The South West's controversial badger cull is to be extended to Dorset.
Several farmers had applied for a licence to kill the animals, which are thought to infect cattle with bovine TB.
The government says extending the cull is part of a long-term strategy to beat the disease - but protestors argue that existing culls in Somerset and Gloucestershire (which are to be repeated this year) are ineffective and fail to meet their targets.
“England has the highest incidence of TB in Europe and that is why we are taking strong action to deliver our 25-year strategy to eradicate the disease and protect the future of our dairy and beef industries.
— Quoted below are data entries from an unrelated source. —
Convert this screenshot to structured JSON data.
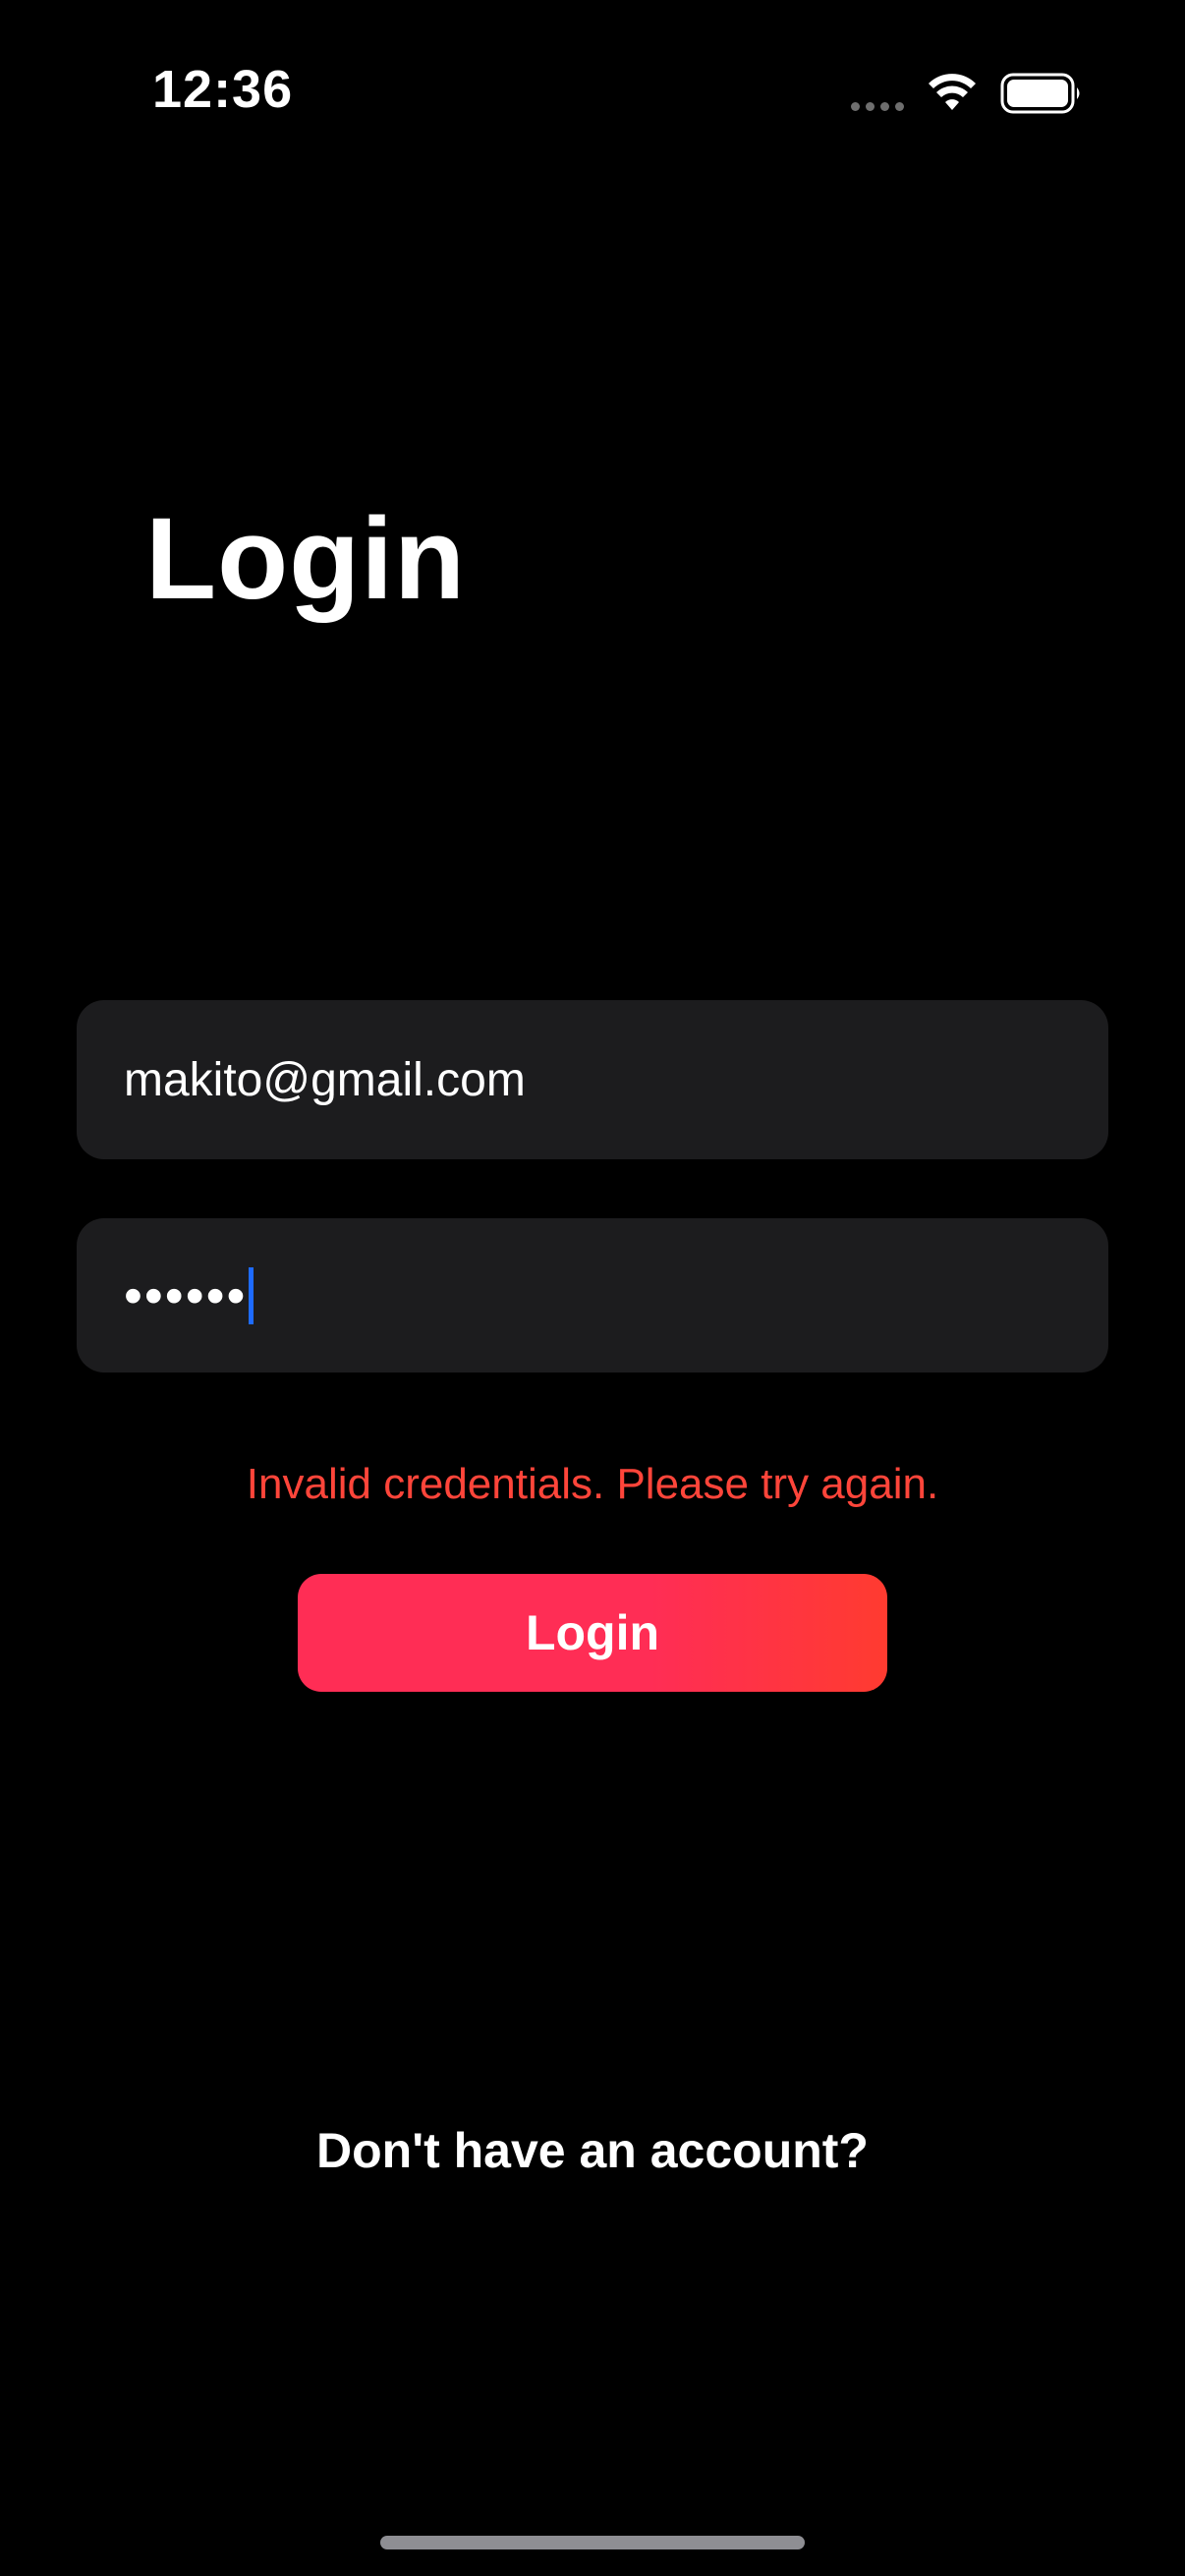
{
  "status_bar": {
    "time": "12:36",
    "icons": [
      "cellular-signal-icon",
      "wifi-icon",
      "battery-icon"
    ]
  },
  "page": {
    "title": "Login"
  },
  "form": {
    "email": {
      "value": "makito@gmail.com",
      "placeholder": ""
    },
    "password": {
      "value": "••••••",
      "masked": true,
      "caret_color": "#1e6bff"
    },
    "error_message": "Invalid credentials. Please try again.",
    "login_button_label": "Login",
    "signup_link": "Don't have an account?"
  },
  "colors": {
    "background": "#000000",
    "field_background": "#1c1c1e",
    "error": "#ff453a",
    "button_gradient_start": "#ff2d55",
    "button_gradient_end": "#ff3b30",
    "text": "#ffffff"
  }
}
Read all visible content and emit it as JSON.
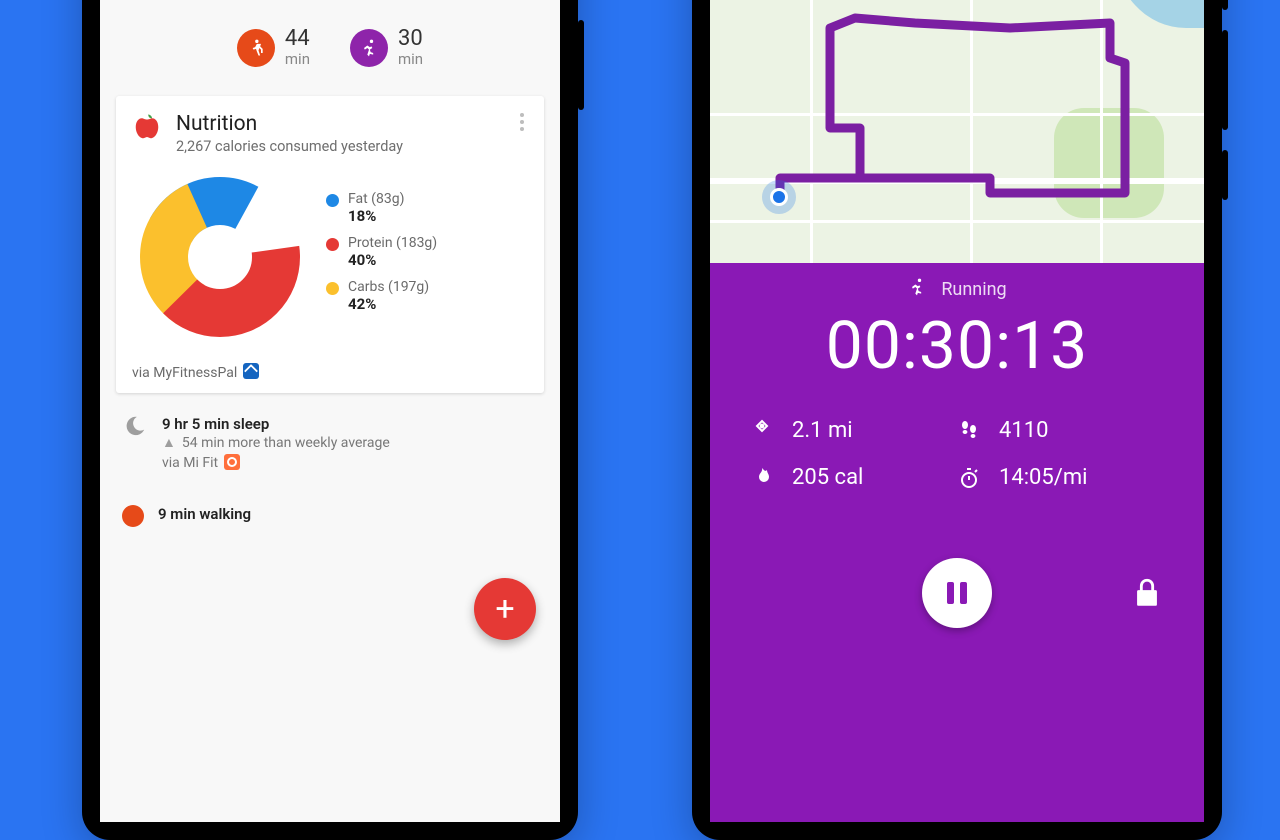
{
  "left": {
    "summary": [
      {
        "id": "walking",
        "value": "44",
        "unit": "min",
        "color": "#e64a19"
      },
      {
        "id": "running",
        "value": "30",
        "unit": "min",
        "color": "#8e24aa"
      }
    ],
    "nutrition": {
      "title": "Nutrition",
      "subtitle": "2,267 calories consumed yesterday",
      "via": "via MyFitnessPal",
      "legend": [
        {
          "label": "Fat (83g)",
          "value": "18%",
          "color": "#1e88e5"
        },
        {
          "label": "Protein (183g)",
          "value": "40%",
          "color": "#e53935"
        },
        {
          "label": "Carbs (197g)",
          "value": "42%",
          "color": "#fbc02d"
        }
      ]
    },
    "timeline": {
      "sleep": {
        "title": "9 hr 5 min sleep",
        "delta": "54 min more than weekly average",
        "via": "via Mi Fit"
      },
      "walking": {
        "title": "9 min walking"
      }
    },
    "fab": "+"
  },
  "right": {
    "activity": "Running",
    "timer": "00:30:13",
    "stats": {
      "distance": "2.1 mi",
      "steps": "4110",
      "calories": "205 cal",
      "pace": "14:05/mi"
    }
  },
  "chart_data": {
    "type": "pie",
    "title": "Nutrition",
    "series": [
      {
        "name": "Fat",
        "grams": 83,
        "percent": 18,
        "color": "#1e88e5"
      },
      {
        "name": "Protein",
        "grams": 183,
        "percent": 40,
        "color": "#e53935"
      },
      {
        "name": "Carbs",
        "grams": 197,
        "percent": 42,
        "color": "#fbc02d"
      }
    ],
    "total_calories": 2267
  }
}
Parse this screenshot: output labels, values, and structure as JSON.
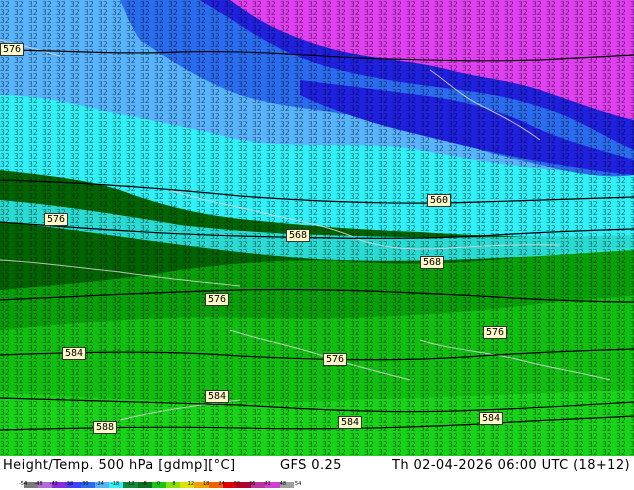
{
  "map": {
    "contour_labels": [
      "560",
      "568",
      "576",
      "576",
      "568",
      "576",
      "576",
      "584",
      "576",
      "584",
      "588",
      "584",
      "584"
    ],
    "field_colors": {
      "magenta": "#e040f0",
      "blue": "#2020e0",
      "mid_blue": "#2a6cf0",
      "light_blue": "#58b4ff",
      "cyan": "#30f0f8",
      "dark_green": "#006400",
      "green": "#08a008",
      "bright_green": "#10c010",
      "light_green": "#18d418"
    }
  },
  "footer": {
    "title": "Height/Temp. 500 hPa [gdmp][°C]",
    "model": "GFS 0.25",
    "date": "Th 02-04-2026 06:00 UTC (18+12)"
  },
  "legend": {
    "ticks": [
      "-54",
      "-48",
      "-42",
      "-38",
      "-30",
      "-24",
      "-18",
      "-12",
      "-8",
      "0",
      "8",
      "12",
      "18",
      "24",
      "30",
      "36",
      "42",
      "48",
      "54"
    ],
    "colors": [
      "#7a7a7a",
      "#b06bd6",
      "#8a2be2",
      "#4040ff",
      "#2a6cf0",
      "#58b4ff",
      "#30f0f8",
      "#0f8a3c",
      "#0b6e20",
      "#18c418",
      "#8ae000",
      "#e0e000",
      "#f0a000",
      "#f06000",
      "#e00000",
      "#b00030",
      "#c0309a",
      "#d040d0",
      "#a0a0a0"
    ]
  }
}
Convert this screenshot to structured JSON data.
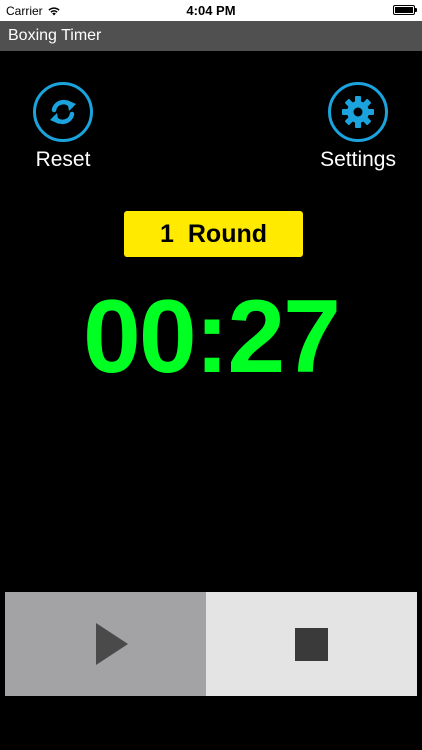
{
  "status_bar": {
    "carrier": "Carrier",
    "time": "4:04 PM",
    "battery_level": 1.0
  },
  "app": {
    "title": "Boxing Timer"
  },
  "controls": {
    "reset_label": "Reset",
    "reset_icon": "refresh-icon",
    "settings_label": "Settings",
    "settings_icon": "gear-icon",
    "accent_color": "#1aa3dc"
  },
  "round": {
    "number": "1",
    "label": "Round",
    "badge_color": "#ffea00"
  },
  "timer": {
    "display": "00:27",
    "color": "#00ff22"
  },
  "playback": {
    "play_icon": "play-icon",
    "stop_icon": "stop-icon"
  }
}
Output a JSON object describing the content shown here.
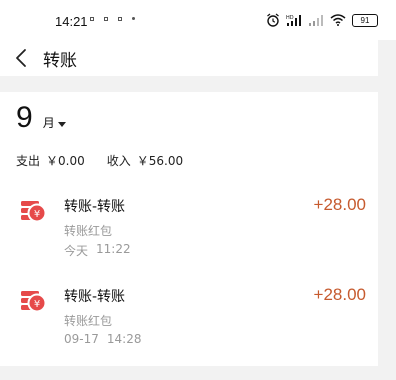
{
  "status_bar": {
    "time": "14:21",
    "battery": "91"
  },
  "header": {
    "title": "转账"
  },
  "month_selector": {
    "month": "9",
    "unit": "月"
  },
  "summary": {
    "expense_label": "支出",
    "expense_value": "￥0.00",
    "income_label": "收入",
    "income_value": "￥56.00"
  },
  "transactions": [
    {
      "title": "转账-转账",
      "subtitle": "转账红包",
      "date": "今天",
      "time": "11:22",
      "amount": "+28.00"
    },
    {
      "title": "转账-转账",
      "subtitle": "转账红包",
      "date": "09-17",
      "time": "14:28",
      "amount": "+28.00"
    }
  ],
  "colors": {
    "amount": "#c65a2e",
    "icon_red": "#e64a4a"
  }
}
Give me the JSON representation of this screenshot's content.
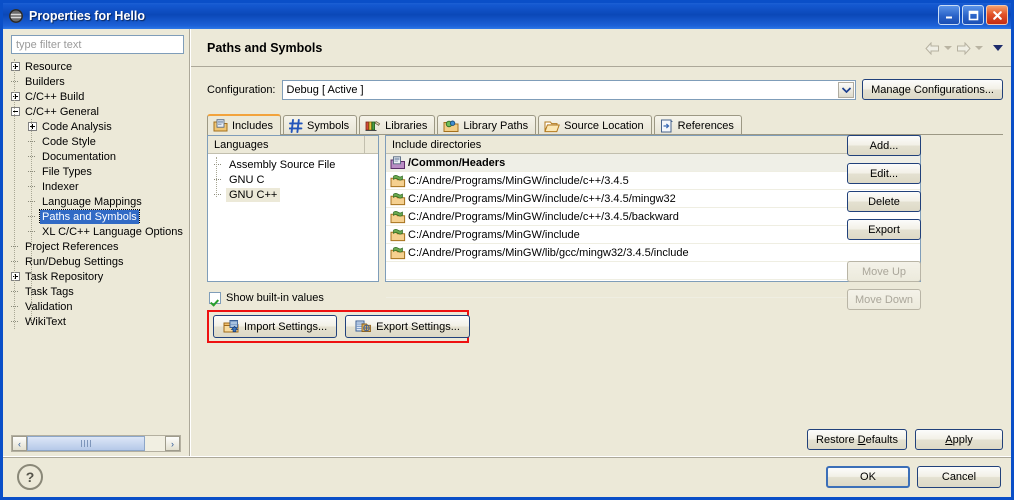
{
  "window": {
    "title": "Properties for Hello",
    "icon": "eclipse-properties-icon",
    "minimize_label": "Minimize",
    "maximize_label": "Maximize",
    "close_label": "Close"
  },
  "sidebar": {
    "filter_placeholder": "type filter text",
    "filter_value": "",
    "items": [
      {
        "label": "Resource",
        "indent": 0,
        "toggle": "plus",
        "selected": false
      },
      {
        "label": "Builders",
        "indent": 0,
        "toggle": "leaf",
        "selected": false
      },
      {
        "label": "C/C++ Build",
        "indent": 0,
        "toggle": "plus",
        "selected": false
      },
      {
        "label": "C/C++ General",
        "indent": 0,
        "toggle": "minus",
        "selected": false
      },
      {
        "label": "Code Analysis",
        "indent": 1,
        "toggle": "plus",
        "selected": false
      },
      {
        "label": "Code Style",
        "indent": 1,
        "toggle": "leaf",
        "selected": false
      },
      {
        "label": "Documentation",
        "indent": 1,
        "toggle": "leaf",
        "selected": false
      },
      {
        "label": "File Types",
        "indent": 1,
        "toggle": "leaf",
        "selected": false
      },
      {
        "label": "Indexer",
        "indent": 1,
        "toggle": "leaf",
        "selected": false
      },
      {
        "label": "Language Mappings",
        "indent": 1,
        "toggle": "leaf",
        "selected": false
      },
      {
        "label": "Paths and Symbols",
        "indent": 1,
        "toggle": "leaf",
        "selected": true
      },
      {
        "label": "XL C/C++ Language Options",
        "indent": 1,
        "toggle": "leaf",
        "selected": false
      },
      {
        "label": "Project References",
        "indent": 0,
        "toggle": "leaf",
        "selected": false
      },
      {
        "label": "Run/Debug Settings",
        "indent": 0,
        "toggle": "leaf",
        "selected": false
      },
      {
        "label": "Task Repository",
        "indent": 0,
        "toggle": "plus",
        "selected": false
      },
      {
        "label": "Task Tags",
        "indent": 0,
        "toggle": "leaf",
        "selected": false
      },
      {
        "label": "Validation",
        "indent": 0,
        "toggle": "leaf",
        "selected": false
      },
      {
        "label": "WikiText",
        "indent": 0,
        "toggle": "leaf",
        "selected": false
      }
    ],
    "scroll_left_label": "‹",
    "scroll_right_label": "›"
  },
  "page": {
    "title": "Paths and Symbols",
    "back_label": "Back",
    "forward_label": "Forward",
    "menu_label": "View Menu"
  },
  "configuration": {
    "label": "Configuration:",
    "value": "Debug  [ Active ]",
    "manage_label": "Manage Configurations..."
  },
  "tabs": [
    {
      "label": "Includes",
      "icon": "includes-icon",
      "active": true
    },
    {
      "label": "Symbols",
      "icon": "hash-icon",
      "active": false
    },
    {
      "label": "Libraries",
      "icon": "books-icon",
      "active": false
    },
    {
      "label": "Library Paths",
      "icon": "library-folder-icon",
      "active": false
    },
    {
      "label": "Source Location",
      "icon": "open-folder-icon",
      "active": false
    },
    {
      "label": "References",
      "icon": "reference-icon",
      "active": false
    }
  ],
  "languages": {
    "header": "Languages",
    "items": [
      {
        "label": "Assembly Source File",
        "selected": false
      },
      {
        "label": "GNU C",
        "selected": false
      },
      {
        "label": "GNU C++",
        "selected": true
      }
    ]
  },
  "includes": {
    "header": "Include directories",
    "rows": [
      {
        "path": "/Common/Headers",
        "builtin": true,
        "icon": "workspace-folder-icon"
      },
      {
        "path": "C:/Andre/Programs/MinGW/include/c++/3.4.5",
        "builtin": false,
        "icon": "include-folder-icon"
      },
      {
        "path": "C:/Andre/Programs/MinGW/include/c++/3.4.5/mingw32",
        "builtin": false,
        "icon": "include-folder-icon"
      },
      {
        "path": "C:/Andre/Programs/MinGW/include/c++/3.4.5/backward",
        "builtin": false,
        "icon": "include-folder-icon"
      },
      {
        "path": "C:/Andre/Programs/MinGW/include",
        "builtin": false,
        "icon": "include-folder-icon"
      },
      {
        "path": "C:/Andre/Programs/MinGW/lib/gcc/mingw32/3.4.5/include",
        "builtin": false,
        "icon": "include-folder-icon"
      }
    ]
  },
  "side_buttons": [
    {
      "label": "Add...",
      "enabled": true
    },
    {
      "label": "Edit...",
      "enabled": true
    },
    {
      "label": "Delete",
      "enabled": true
    },
    {
      "label": "Export",
      "enabled": true
    },
    {
      "label": "Move Up",
      "enabled": false
    },
    {
      "label": "Move Down",
      "enabled": false
    }
  ],
  "options": {
    "show_builtin_label": "Show built-in values",
    "show_builtin_checked": true
  },
  "settings_buttons": {
    "highlight_color": "#ee1111",
    "import_label": "Import Settings...",
    "export_label": "Export Settings..."
  },
  "footer": {
    "restore_defaults_label": "Restore Defaults",
    "restore_defaults_mnemonic": "D",
    "apply_label": "Apply",
    "apply_mnemonic": "A",
    "ok_label": "OK",
    "cancel_label": "Cancel",
    "help_label": "?"
  }
}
“This includes strengthening cattle testing and movement controls, vaccinating badgers in the buffer zone around high-risk areas, and culling badgers where the disease is rife.
“Our approach of dealing with the disease in cattle and wildlife has worked overseas and is supported by leading vets.”
A wildlife charity which is strongly against the cull has recently awarded a grant to a badger vaccination programme in Dorset.
Earlier this week an animal welfare charity - founded by Queen guitarist Brian May - threatened legal action if the badger cull goes ahead for a third year.
An animal welfare charity - founded by Queen guitarist Brian May - has threatened legal action if the badger cull goes ahead for a third year.
Lawyers from the 'Save Me Trust' have written to Natural England warning that if they continue with the scheme in Somerset, or activate any new licences, they will be taken to the High Court.
Dorset Wildlife Trust have expressed their disappointed about applications submitted to Natural England to cull badgers later this year.
They work to actively support and promote alternative solutions to badger culling in order to control the spread of Bovine Tuberculosis.
Now in its third year, the wildlife conservation charity has been carrying out a badger vaccination programme in West and North Dorset.
Dorset Wildlife Trust is extremely sympathetic to the farmers whose cattle are affected by this devastating disease, but we urge the Government to consider the scientific evidence which indicates that the cull will not reduce Bovine Tuberculosis in cattle.
The problem could even be made worse as increasing the movement of potentially infected badgers into an area cleared of badgers could risk contact between them and uninfected cattle.
An application to cull badgers in Dorset has been submitted to Natural England.
A number of farmers hope to obtain a licence to kill the animals, which are thought to infect cattle with Bovine TB.
Similar culls in Somerset and Gloucestershire proved controversial, and failed to meet their targets.
Earlier this week, volunteers in the county were given a grant by a wildlife charity to continue their programme of vaccinating badgers against the disease.
Badgers will continue to be vaccinated against TB in Dorset, after volunteers were given a grant by a wildlife charity to carry on.
The Dorset Badger Vaccination Project offers a free service to farmers and landowners. Last year they vaccinated more than 80 badgers across the county. The volunteers say they would not be able to continue their work after 2015 without the money from the International Fund For Animal Welfare.
The IFAW is "strongly opposed" to the government's badger cull, and sees vaccination as a humane alternative.
The volunteers say a growing number of farmers are approaching them about their services.
Our weatherman Bob Crampton turned a bit David Attenborough after he was woken at 3am this morning, 17 June, by the cries of baby badgers at his home in Bath.
He went to investigate the noise and, when he discovered that a mother badger was trying to rescue her three cubs from behind a garden wall, recorded what was going on.
He has even provided the commentary in the style of our favourite wildlife broadcaster. Have a listen.
The badger picture by the way is not one of Bob's but from our files.
The Labour Party will today promise to end the controversial badger culls in Somerset and Gloucestershire if it wins the General Election.
It's one of six commitments to protect animals being announced on the tenth anniversary of the ban on fox hunting coming into force.
The government has confirmed badger culling has started in Somerset and Gloucestershire as part of its controversial attempt to prevent the spread of bovine TB in cattle.
Farming Minister, MP George Eustice, explains why they feel the culls are necessary:
Marksmen were out in Somerset and Gloucestershire last night as the second badger cull got underway. The government confirmed shooting has started as part of its controversial attempt to prevent the spread of bovine TB in cattle.
This year targets have been lowered to 316 badgers in Somerset, and 615 in Gloucestershire. Overall the aim is for a reduction of 70 per cent in badger populations over the successive culls.
Protesters were also out in both counties trying to disrupt the cull.
Labour's Shadow Environment Secretary has spoken out against the Government's decision to resume culling in Gloucestershire and Somerset.
She says the Government should listen to the scientific evidence and put an end to what she calls 'disastrous badger culls'.
Last year an Independent Expert Panel concluded that these badger culls were ‘ineffective’ and ‘inhumane’, and more recently they have been described as an ‘epic failure’ by the Chief Scientific Advisor to Natural England. But instead of abandoning these appalling culls the Government have chosen to press ahead without any further independent expert monitoring.
Labour has consistently said that to get Bovine TB under control we need to bring in stricter cattle measures and prioritise badger and cattle vaccinations, but these culls are not the answer.